A letter from the IRS, especially one ordering a tax audit, will make even the calmest person nervous. But, for a small business owner who does all his own record keeping, it’s not just scary, it could spell disaster.
If you receive an audit letter from the IRS, call your tax accountant and schedule an immediate appointment; Representing clients in tax audits is part of the job of a tax professional. It will be your job to locate and provide all the documents necessary to win that audit. If you’ve kept audit-proof records, it’ll be easy.
Because most small business owners don’t have accounting training, few realize how easy it is to keep audit-proof records. Some end up making record keeping a complicated computer-controlled task, and many just ignore everything right up to tax filing time.
Business record keeping doesn’t have to be complicated or time consuming. There are only two things you need to do to make it easier to pass a tax audit. The first is to adopt a record-keeping system that is super simple; The second is knowing exactly what the IRS expects from the small business owner at the time of filing taxes.
Record keeping for a one or two person business is primarily done to satisfy the IRS, so why not keep audit winning records? Follow these ten simple rules throughout the tax year and not only will you be ready for a tax audit, but it will also simplify your record keeping tasks.
Rule No. # 1 – Document income. Absolutely all business income, including all cash and tips, must be deposited into a separate checking account that is used for business funds only. Do this and all you will need at tax time is 12 bank statements to total your income.
Rule No. # 2: Keep a record of documents. Every penny spent or collected by your business needs a paper record. If a receipt is not provided, you can make your own; be sure to include all the necessary details. Working from expense receipts simplifies the record-keeping process for a small business owner.

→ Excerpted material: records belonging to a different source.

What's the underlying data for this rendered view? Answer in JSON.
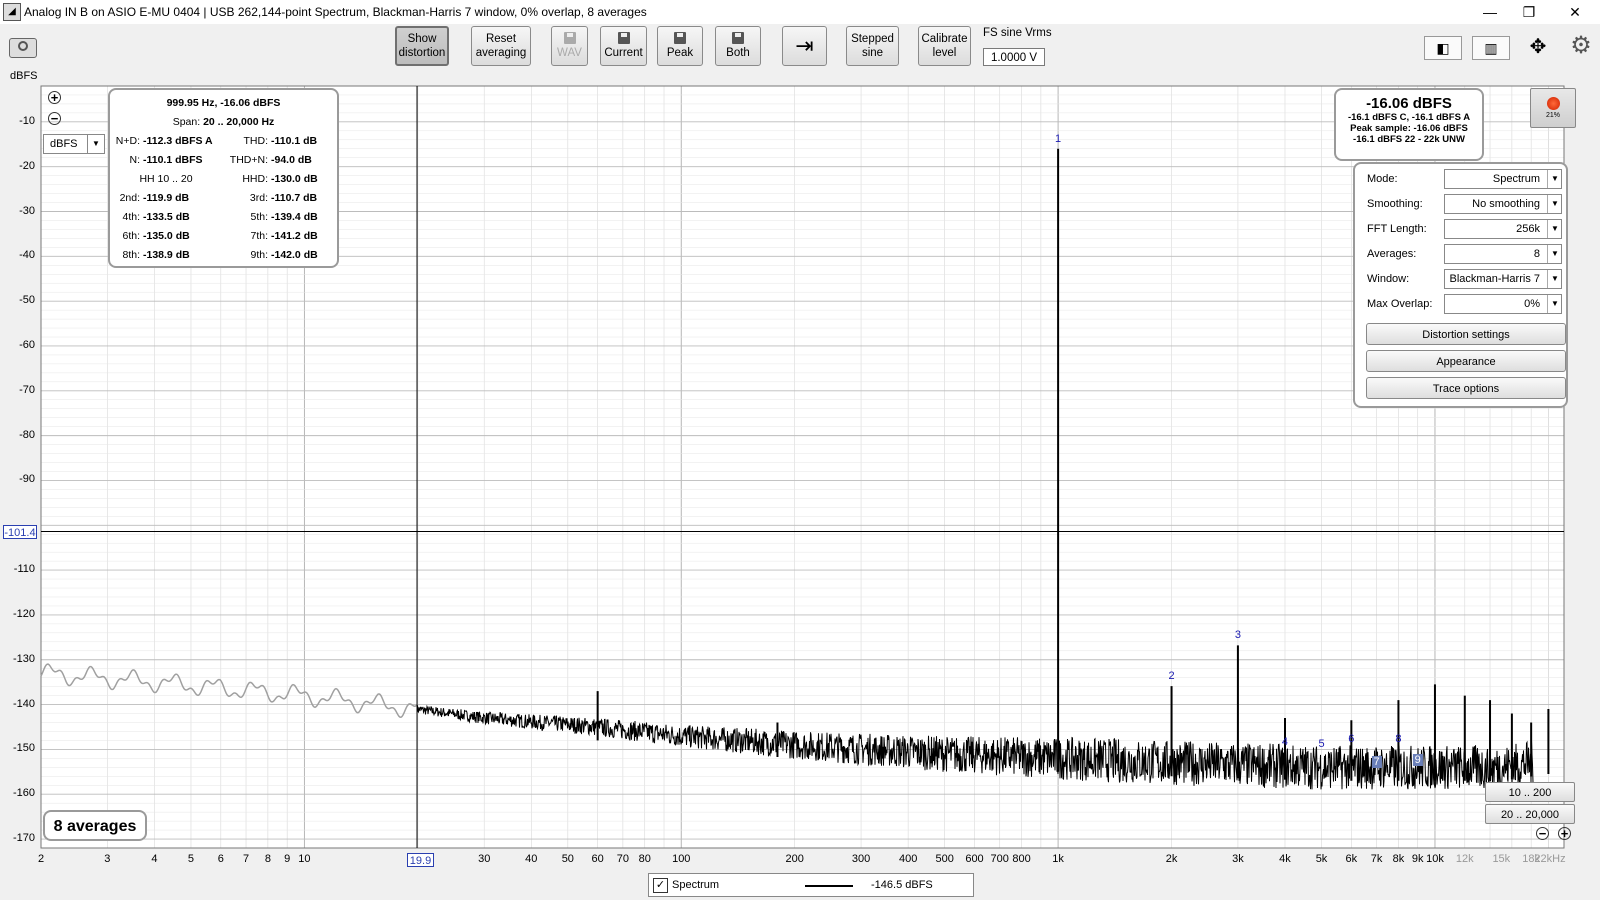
{
  "window": {
    "title": "Analog IN B on ASIO E-MU 0404 | USB 262,144-point Spectrum, Blackman-Harris 7 window, 0% overlap, 8 averages",
    "minimize": "—",
    "maximize": "❐",
    "close": "✕"
  },
  "toolbar": {
    "show_distortion_1": "Show",
    "show_distortion_2": "distortion",
    "reset_averaging_1": "Reset",
    "reset_averaging_2": "averaging",
    "wav": "WAV",
    "current": "Current",
    "peak": "Peak",
    "both": "Both",
    "stepped_sine_1": "Stepped",
    "stepped_sine_2": "sine",
    "calibrate_level_1": "Calibrate",
    "calibrate_level_2": "level",
    "fs_label": "FS sine Vrms",
    "fs_value": "1.0000 V"
  },
  "y_unit": "dBFS",
  "unit_select": "dBFS",
  "distortion": {
    "header": "999.95 Hz, -16.06 dBFS",
    "span_label": "Span:",
    "span_value": "20 .. 20,000 Hz",
    "rows": [
      [
        "N+D:",
        "-112.3 dBFS A",
        "THD:",
        "-110.1 dB"
      ],
      [
        "N:",
        "-110.1 dBFS",
        "THD+N:",
        "-94.0 dB"
      ],
      [
        "HH 10 .. 20",
        "",
        "HHD:",
        "-130.0 dB"
      ],
      [
        "2nd:",
        "-119.9 dB",
        "3rd:",
        "-110.7 dB"
      ],
      [
        "4th:",
        "-133.5 dB",
        "5th:",
        "-139.4 dB"
      ],
      [
        "6th:",
        "-135.0 dB",
        "7th:",
        "-141.2 dB"
      ],
      [
        "8th:",
        "-138.9 dB",
        "9th:",
        "-142.0 dB"
      ]
    ]
  },
  "level": {
    "main": "-16.06 dBFS",
    "line1": "-16.1 dBFS C, -16.1 dBFS A",
    "line2": "Peak sample: -16.06 dBFS",
    "line3": "-16.1 dBFS 22 - 22k UNW"
  },
  "record": {
    "percent": "21%"
  },
  "settings": {
    "mode_label": "Mode:",
    "mode": "Spectrum",
    "smoothing_label": "Smoothing:",
    "smoothing": "No  smoothing",
    "fft_label": "FFT Length:",
    "fft": "256k",
    "averages_label": "Averages:",
    "averages": "8",
    "window_label": "Window:",
    "window": "Blackman-Harris 7",
    "overlap_label": "Max Overlap:",
    "overlap": "0%",
    "distortion_settings": "Distortion settings",
    "appearance": "Appearance",
    "trace_options": "Trace options"
  },
  "averages_badge": "8 averages",
  "range_buttons": [
    "10 .. 200",
    "20 .. 20,000"
  ],
  "cursor": {
    "y_value": "-101.4",
    "x_value": "19.9"
  },
  "legend": {
    "name": "Spectrum",
    "value": "-146.5 dBFS",
    "checked": "✓"
  },
  "colors": {
    "trace": "#000000",
    "pre_cursor_trace": "#a0a0a0",
    "harmonic_label": "#1a1ab0",
    "grid": "#d8d8d8"
  },
  "chart_data": {
    "type": "line",
    "title": "",
    "xlabel": "",
    "ylabel": "dBFS",
    "x_scale": "log",
    "xlim": [
      2,
      22000
    ],
    "ylim": [
      -172,
      -2
    ],
    "y_ticks": [
      -10,
      -20,
      -30,
      -40,
      -50,
      -60,
      -70,
      -80,
      -90,
      -100,
      -110,
      -120,
      -130,
      -140,
      -150,
      -160,
      -170
    ],
    "y_tick_labels": [
      "-10",
      "-20",
      "-30",
      "-40",
      "-50",
      "-60",
      "-70",
      "-80",
      "-90",
      "",
      "-110",
      "-120",
      "-130",
      "-140",
      "-150",
      "-160",
      "-170"
    ],
    "x_ticks": [
      2,
      3,
      4,
      5,
      6,
      7,
      8,
      9,
      10,
      30,
      40,
      50,
      60,
      70,
      80,
      100,
      200,
      300,
      400,
      500,
      600,
      700,
      800,
      1000,
      2000,
      3000,
      4000,
      5000,
      6000,
      7000,
      8000,
      9000,
      10000,
      12000,
      15000,
      18000,
      22000
    ],
    "x_tick_labels": [
      "2",
      "3",
      "4",
      "5",
      "6",
      "7",
      "8",
      "9",
      "10",
      "30",
      "40",
      "50",
      "60",
      "70",
      "80",
      "100",
      "200",
      "300",
      "400",
      "500",
      "600",
      "700",
      "800",
      "1k",
      "2k",
      "3k",
      "4k",
      "5k",
      "6k",
      "7k",
      "8k",
      "9k",
      "10k",
      "12k",
      "15k",
      "18k",
      "22kHz"
    ],
    "noise_floor": {
      "x": [
        2,
        4,
        10,
        19.9,
        30,
        60,
        100,
        200,
        500,
        1000,
        2000,
        5000,
        10000,
        15000,
        22000
      ],
      "y": [
        -133,
        -135,
        -138,
        -141,
        -143,
        -145,
        -147,
        -149,
        -151,
        -152,
        -153,
        -154,
        -154,
        -154,
        -152
      ]
    },
    "peaks": [
      {
        "x": 60,
        "y": -137
      },
      {
        "x": 180,
        "y": -144
      },
      {
        "x": 1000,
        "y": -16
      },
      {
        "x": 2000,
        "y": -135.9
      },
      {
        "x": 3000,
        "y": -126.8
      },
      {
        "x": 4000,
        "y": -143
      },
      {
        "x": 6000,
        "y": -143.5
      },
      {
        "x": 8000,
        "y": -139
      },
      {
        "x": 10000,
        "y": -135.5
      },
      {
        "x": 12000,
        "y": -138
      },
      {
        "x": 14000,
        "y": -139
      },
      {
        "x": 16000,
        "y": -142
      },
      {
        "x": 18000,
        "y": -144
      },
      {
        "x": 20000,
        "y": -141
      }
    ],
    "harmonic_markers": [
      {
        "label": "1",
        "x": 1000,
        "y": -16
      },
      {
        "label": "2",
        "x": 2000,
        "y": -135.9
      },
      {
        "label": "3",
        "x": 3000,
        "y": -126.8
      },
      {
        "label": "4",
        "x": 4000,
        "y": -150.5
      },
      {
        "label": "5",
        "x": 5000,
        "y": -151
      },
      {
        "label": "6",
        "x": 6000,
        "y": -150
      },
      {
        "label": "7",
        "x": 7000,
        "y": -155
      },
      {
        "label": "8",
        "x": 8000,
        "y": -150
      },
      {
        "label": "9",
        "x": 9000,
        "y": -154.5
      }
    ],
    "cursor": {
      "x": 19.9,
      "y": -101.4
    }
  }
}
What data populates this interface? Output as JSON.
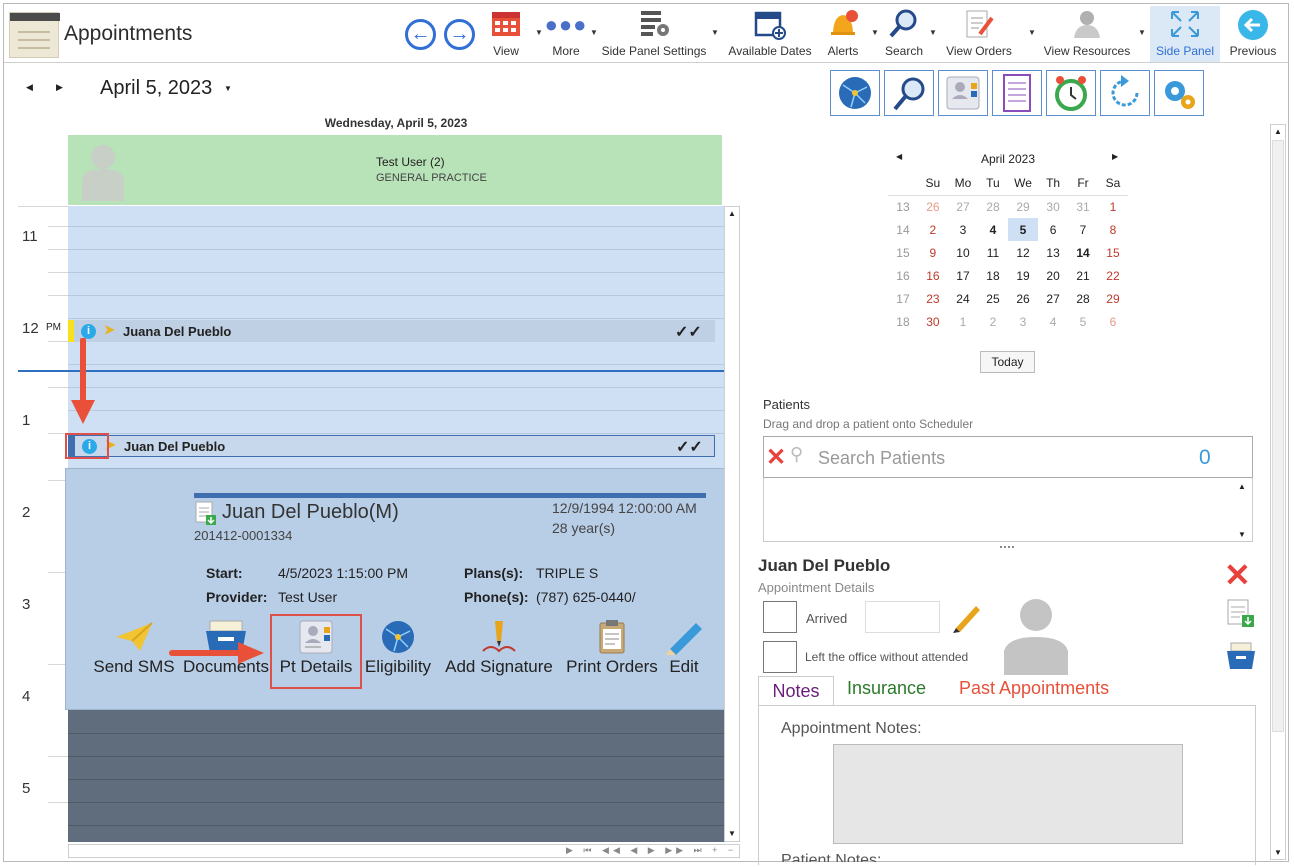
{
  "window": {
    "title": "Appointments"
  },
  "toolbar": {
    "items": [
      {
        "label": "View",
        "icon": "calendar-grid-icon"
      },
      {
        "label": "More",
        "icon": "more-dots-icon"
      },
      {
        "label": "Side Panel Settings",
        "icon": "grid-gear-icon"
      },
      {
        "label": "Available Dates",
        "icon": "calendar-add-icon"
      },
      {
        "label": "Alerts",
        "icon": "bell-icon"
      },
      {
        "label": "Search",
        "icon": "search-icon"
      },
      {
        "label": "View Orders",
        "icon": "document-edit-icon"
      },
      {
        "label": "View Resources",
        "icon": "person-icon"
      },
      {
        "label": "Side Panel",
        "icon": "expand-icon"
      },
      {
        "label": "Previous",
        "icon": "back-circle-icon"
      }
    ]
  },
  "calendar": {
    "date": "April 5, 2023",
    "day_header": "Wednesday, April 5, 2023",
    "resource_name": "Test User (2)",
    "resource_dept": "GENERAL PRACTICE",
    "hours": [
      "11",
      "12",
      "PM",
      "1",
      "2",
      "3",
      "4",
      "5"
    ],
    "appointments": [
      {
        "name": "Juana Del Pueblo",
        "check": "✓✓",
        "info": "i"
      },
      {
        "name": "Juan Del Pueblo",
        "check": "✓✓",
        "info": "i"
      }
    ]
  },
  "popup": {
    "patient": "Juan Del Pueblo(M)",
    "id": "201412-0001334",
    "dob": "12/9/1994 12:00:00 AM",
    "age": "28 year(s)",
    "start_label": "Start:",
    "start": "4/5/2023 1:15:00 PM",
    "provider_label": "Provider:",
    "provider": "Test User",
    "plans_label": "Plans(s):",
    "plans": "TRIPLE S",
    "phone_label": "Phone(s):",
    "phone": "(787) 625-0440/",
    "actions": [
      "Send SMS",
      "Documents",
      "Pt Details",
      "Eligibility",
      "Add Signature",
      "Print Orders",
      "Edit"
    ]
  },
  "side": {
    "mini_cal": {
      "title": "April 2023",
      "days": [
        "Su",
        "Mo",
        "Tu",
        "We",
        "Th",
        "Fr",
        "Sa"
      ],
      "weeks": [
        {
          "wk": "13",
          "days": [
            "26",
            "27",
            "28",
            "29",
            "30",
            "31",
            "1"
          ]
        },
        {
          "wk": "14",
          "days": [
            "2",
            "3",
            "4",
            "5",
            "6",
            "7",
            "8"
          ]
        },
        {
          "wk": "15",
          "days": [
            "9",
            "10",
            "11",
            "12",
            "13",
            "14",
            "15"
          ]
        },
        {
          "wk": "16",
          "days": [
            "16",
            "17",
            "18",
            "19",
            "20",
            "21",
            "22"
          ]
        },
        {
          "wk": "17",
          "days": [
            "23",
            "24",
            "25",
            "26",
            "27",
            "28",
            "29"
          ]
        },
        {
          "wk": "18",
          "days": [
            "30",
            "1",
            "2",
            "3",
            "4",
            "5",
            "6"
          ]
        }
      ],
      "today_button": "Today"
    },
    "patients_title": "Patients",
    "patients_hint": "Drag and drop a patient onto Scheduler",
    "search_placeholder": "Search Patients",
    "search_count": "0",
    "detail_name": "Juan Del Pueblo",
    "detail_sub": "Appointment Details",
    "arrived_label": "Arrived",
    "left_label": "Left the office without attended",
    "tabs": [
      "Notes",
      "Insurance",
      "Past Appointments"
    ],
    "appt_notes_label": "Appointment Notes:",
    "patient_notes_label": "Patient Notes:"
  },
  "colors": {
    "accent": "#2f7ad6",
    "popup": "#b8cde6",
    "resource_header": "#b8e2b8",
    "highlight": "#e0504a"
  }
}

Rule # 3 – Record barter exchanges. Every commercial barter exchange requires a paper trail that assigns value to your time or the product you traded. The value of a trade-in is the same amount it would charge if it had been a cash sale.
Rule No. # 4: keep track of all expenses. Sorting expense receipts is easy when using the business expense alphabet. From advertising to Ziploc bags, if you use it in your business, there is a place on your tax return to deduct that expense.
Rule No. 5 – Depreciate equipment. Any equipment purchased that has an expected useful life of more than 2 years must be depreciated or expensed at the time of tax return. It is important to keep a list of all business equipment purchased, the date it was purchased, and the price paid, with your tax records.
Rule No. # 6: record your miles. Unless your car is used for business only, keep a small laptop in your car to track business miles. If you do not keep a mileage log and are asked to provide one for a tax audit, you will not pass the audit.
Rule No. 7: inventory tracking. The IRS considers all items it makes or buys for resale to be inventory; Inventory costs cannot be deducted until that inventory is sold. Spending inventory is easy once you learn how to calculate cost per item value.
Rule # 8 – Educate yourself. No matter how good your tax professional is, if you don’t provide all the necessary information and figures, your tax return will be incorrect.
Rule No. # 9 – Plan Ahead. Tax laws change every year. During your annual tax visit, ask if there are any new changes affecting you, what tax laws are in the works, how they will affect your business, and what you can do now to reduce future taxes.
Rule No. 10: keep it all. Without the receipts, you will not pass a tax audit. Pack or pack all of your tax receipts each year and keep them for a minimum of six years. If you receive an audit letter from the IRS, simply bring the box or bag containing the receipts for the year being audited when you meet with your tax professional.
I can’t tell you not to worry about a tax audit, we all do. But, if you’ve followed these ten rules, your receipts and audit should be in the bag!